● Records for processing:
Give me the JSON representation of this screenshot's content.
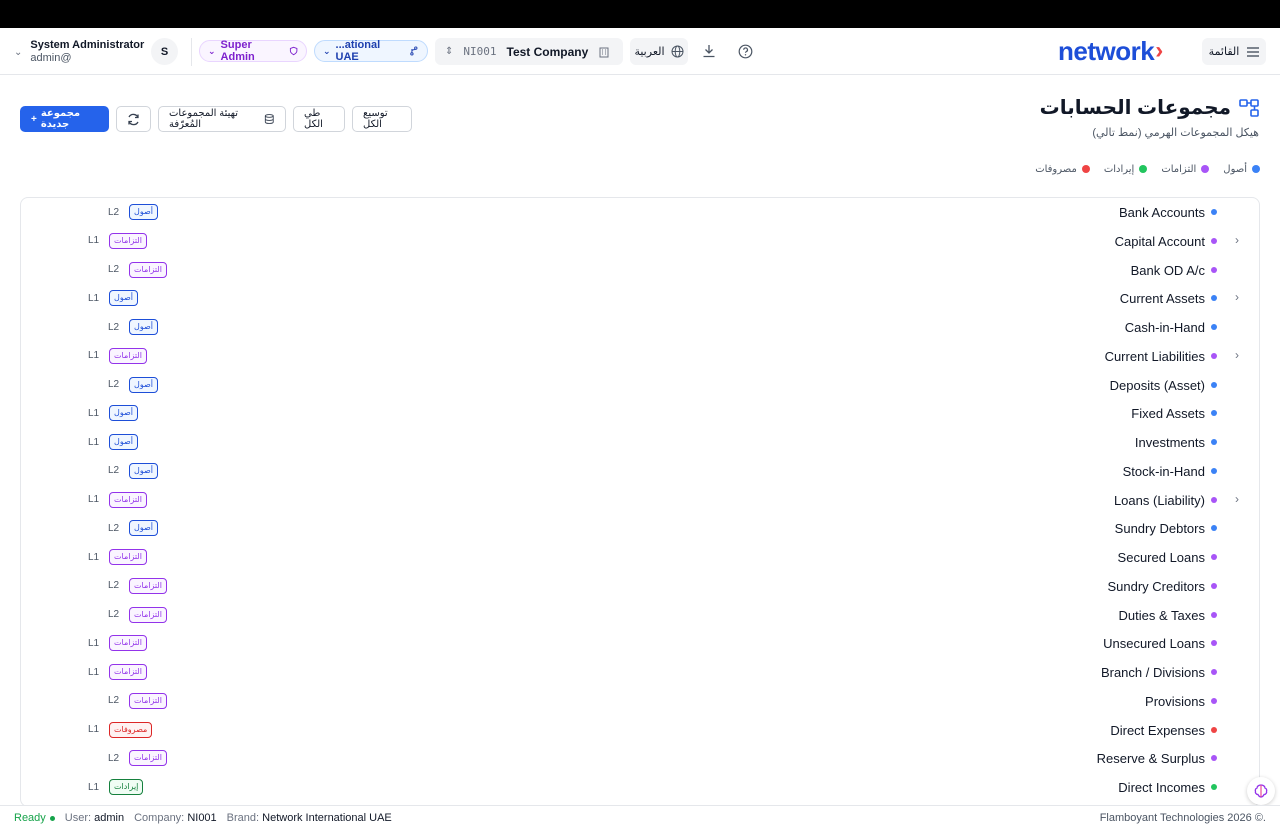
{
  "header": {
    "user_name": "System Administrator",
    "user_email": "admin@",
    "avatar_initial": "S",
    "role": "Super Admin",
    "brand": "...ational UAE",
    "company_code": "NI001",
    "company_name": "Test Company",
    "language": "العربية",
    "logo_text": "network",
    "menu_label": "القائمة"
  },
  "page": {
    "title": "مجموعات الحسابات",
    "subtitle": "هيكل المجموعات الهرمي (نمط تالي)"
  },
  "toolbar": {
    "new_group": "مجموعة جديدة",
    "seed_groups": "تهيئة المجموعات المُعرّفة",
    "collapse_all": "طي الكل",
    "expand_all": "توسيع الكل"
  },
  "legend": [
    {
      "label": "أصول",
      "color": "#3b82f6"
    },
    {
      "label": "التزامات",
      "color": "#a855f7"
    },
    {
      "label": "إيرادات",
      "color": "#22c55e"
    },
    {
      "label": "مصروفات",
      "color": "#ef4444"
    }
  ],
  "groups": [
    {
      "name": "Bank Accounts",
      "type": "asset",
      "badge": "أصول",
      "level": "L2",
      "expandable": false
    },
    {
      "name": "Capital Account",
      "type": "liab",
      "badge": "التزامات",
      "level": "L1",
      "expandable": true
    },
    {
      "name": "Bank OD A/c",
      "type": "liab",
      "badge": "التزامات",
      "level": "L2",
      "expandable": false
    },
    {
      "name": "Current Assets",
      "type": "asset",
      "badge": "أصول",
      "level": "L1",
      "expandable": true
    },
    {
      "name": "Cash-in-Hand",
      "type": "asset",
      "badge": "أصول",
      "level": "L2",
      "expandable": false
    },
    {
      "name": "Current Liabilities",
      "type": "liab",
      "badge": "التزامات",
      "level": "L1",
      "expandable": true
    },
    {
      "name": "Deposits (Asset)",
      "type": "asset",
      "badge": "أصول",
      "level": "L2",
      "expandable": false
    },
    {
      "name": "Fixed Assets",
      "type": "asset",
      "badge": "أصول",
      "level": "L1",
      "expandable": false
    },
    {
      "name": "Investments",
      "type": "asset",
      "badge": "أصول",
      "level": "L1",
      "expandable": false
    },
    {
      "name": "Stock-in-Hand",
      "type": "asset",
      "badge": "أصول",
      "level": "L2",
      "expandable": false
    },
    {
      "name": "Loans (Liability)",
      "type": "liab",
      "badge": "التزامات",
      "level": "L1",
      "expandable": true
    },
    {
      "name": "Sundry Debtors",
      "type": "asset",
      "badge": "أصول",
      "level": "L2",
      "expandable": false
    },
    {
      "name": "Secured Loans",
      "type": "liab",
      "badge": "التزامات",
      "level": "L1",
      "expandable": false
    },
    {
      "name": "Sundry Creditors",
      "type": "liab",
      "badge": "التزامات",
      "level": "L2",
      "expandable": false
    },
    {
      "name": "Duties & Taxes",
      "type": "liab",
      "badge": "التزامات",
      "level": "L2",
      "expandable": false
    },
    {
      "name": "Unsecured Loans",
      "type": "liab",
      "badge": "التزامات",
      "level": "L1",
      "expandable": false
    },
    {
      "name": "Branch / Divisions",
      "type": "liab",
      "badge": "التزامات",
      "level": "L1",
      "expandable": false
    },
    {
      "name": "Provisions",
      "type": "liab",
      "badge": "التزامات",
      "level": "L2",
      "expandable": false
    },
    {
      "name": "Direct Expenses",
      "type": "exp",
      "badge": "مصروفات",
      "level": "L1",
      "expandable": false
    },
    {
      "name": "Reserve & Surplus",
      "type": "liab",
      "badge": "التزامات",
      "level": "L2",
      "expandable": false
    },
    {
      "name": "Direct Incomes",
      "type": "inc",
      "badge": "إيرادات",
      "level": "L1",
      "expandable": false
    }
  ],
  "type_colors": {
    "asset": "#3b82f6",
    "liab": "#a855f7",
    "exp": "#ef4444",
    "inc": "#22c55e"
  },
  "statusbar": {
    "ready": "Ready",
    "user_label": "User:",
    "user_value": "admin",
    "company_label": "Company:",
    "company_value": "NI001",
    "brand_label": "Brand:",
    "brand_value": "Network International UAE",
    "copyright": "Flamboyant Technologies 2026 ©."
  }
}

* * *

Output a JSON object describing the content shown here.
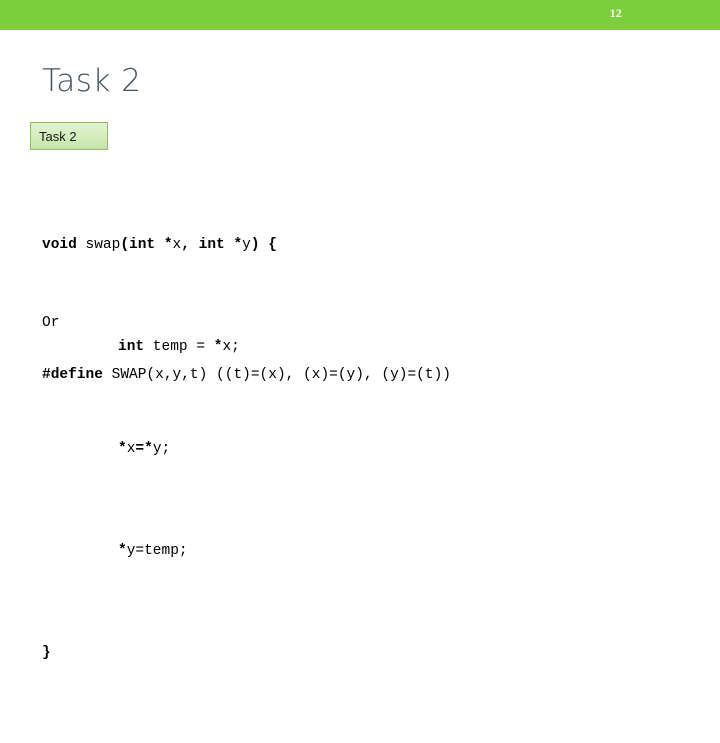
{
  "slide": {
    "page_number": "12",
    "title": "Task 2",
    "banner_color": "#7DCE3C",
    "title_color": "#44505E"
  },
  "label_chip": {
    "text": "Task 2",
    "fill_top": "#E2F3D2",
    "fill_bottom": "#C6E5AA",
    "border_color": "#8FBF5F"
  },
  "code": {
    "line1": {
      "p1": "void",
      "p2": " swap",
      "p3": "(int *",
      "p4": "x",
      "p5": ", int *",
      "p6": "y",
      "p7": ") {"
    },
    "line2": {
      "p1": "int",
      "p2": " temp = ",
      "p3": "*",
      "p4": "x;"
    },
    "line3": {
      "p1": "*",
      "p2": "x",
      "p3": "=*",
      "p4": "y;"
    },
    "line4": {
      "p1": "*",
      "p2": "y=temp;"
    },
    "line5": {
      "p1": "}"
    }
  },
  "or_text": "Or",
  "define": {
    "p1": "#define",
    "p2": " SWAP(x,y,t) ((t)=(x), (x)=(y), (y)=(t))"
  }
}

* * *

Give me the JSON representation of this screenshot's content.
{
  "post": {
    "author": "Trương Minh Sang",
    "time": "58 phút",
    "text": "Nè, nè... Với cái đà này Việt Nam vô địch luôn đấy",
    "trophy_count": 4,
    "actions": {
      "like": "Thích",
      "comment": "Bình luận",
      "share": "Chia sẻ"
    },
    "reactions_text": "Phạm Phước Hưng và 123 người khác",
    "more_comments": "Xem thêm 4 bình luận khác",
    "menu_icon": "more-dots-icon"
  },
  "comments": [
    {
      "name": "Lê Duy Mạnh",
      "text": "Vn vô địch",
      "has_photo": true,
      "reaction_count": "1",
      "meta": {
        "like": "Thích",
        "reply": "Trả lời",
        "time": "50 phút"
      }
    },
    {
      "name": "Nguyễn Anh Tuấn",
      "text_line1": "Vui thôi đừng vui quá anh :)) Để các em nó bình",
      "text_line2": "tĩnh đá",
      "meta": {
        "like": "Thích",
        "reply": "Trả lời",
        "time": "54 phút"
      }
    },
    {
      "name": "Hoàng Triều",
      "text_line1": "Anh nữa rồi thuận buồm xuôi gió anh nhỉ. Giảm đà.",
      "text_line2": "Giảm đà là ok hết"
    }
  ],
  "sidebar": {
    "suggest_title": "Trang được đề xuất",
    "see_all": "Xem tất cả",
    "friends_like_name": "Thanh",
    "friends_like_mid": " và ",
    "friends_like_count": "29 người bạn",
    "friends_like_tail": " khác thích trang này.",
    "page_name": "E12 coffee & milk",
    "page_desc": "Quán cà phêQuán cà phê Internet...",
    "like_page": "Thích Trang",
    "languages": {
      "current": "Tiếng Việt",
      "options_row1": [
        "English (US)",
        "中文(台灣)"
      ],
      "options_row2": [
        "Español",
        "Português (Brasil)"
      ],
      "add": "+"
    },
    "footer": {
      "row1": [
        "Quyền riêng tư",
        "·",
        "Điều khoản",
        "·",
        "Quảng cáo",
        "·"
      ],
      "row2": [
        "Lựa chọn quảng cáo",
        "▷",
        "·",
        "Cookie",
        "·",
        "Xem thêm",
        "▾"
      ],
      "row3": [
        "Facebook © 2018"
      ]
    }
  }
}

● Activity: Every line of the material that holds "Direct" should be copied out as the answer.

● Written response:
      "name": "Direct Expenses",
      "name": "Direct Incomes",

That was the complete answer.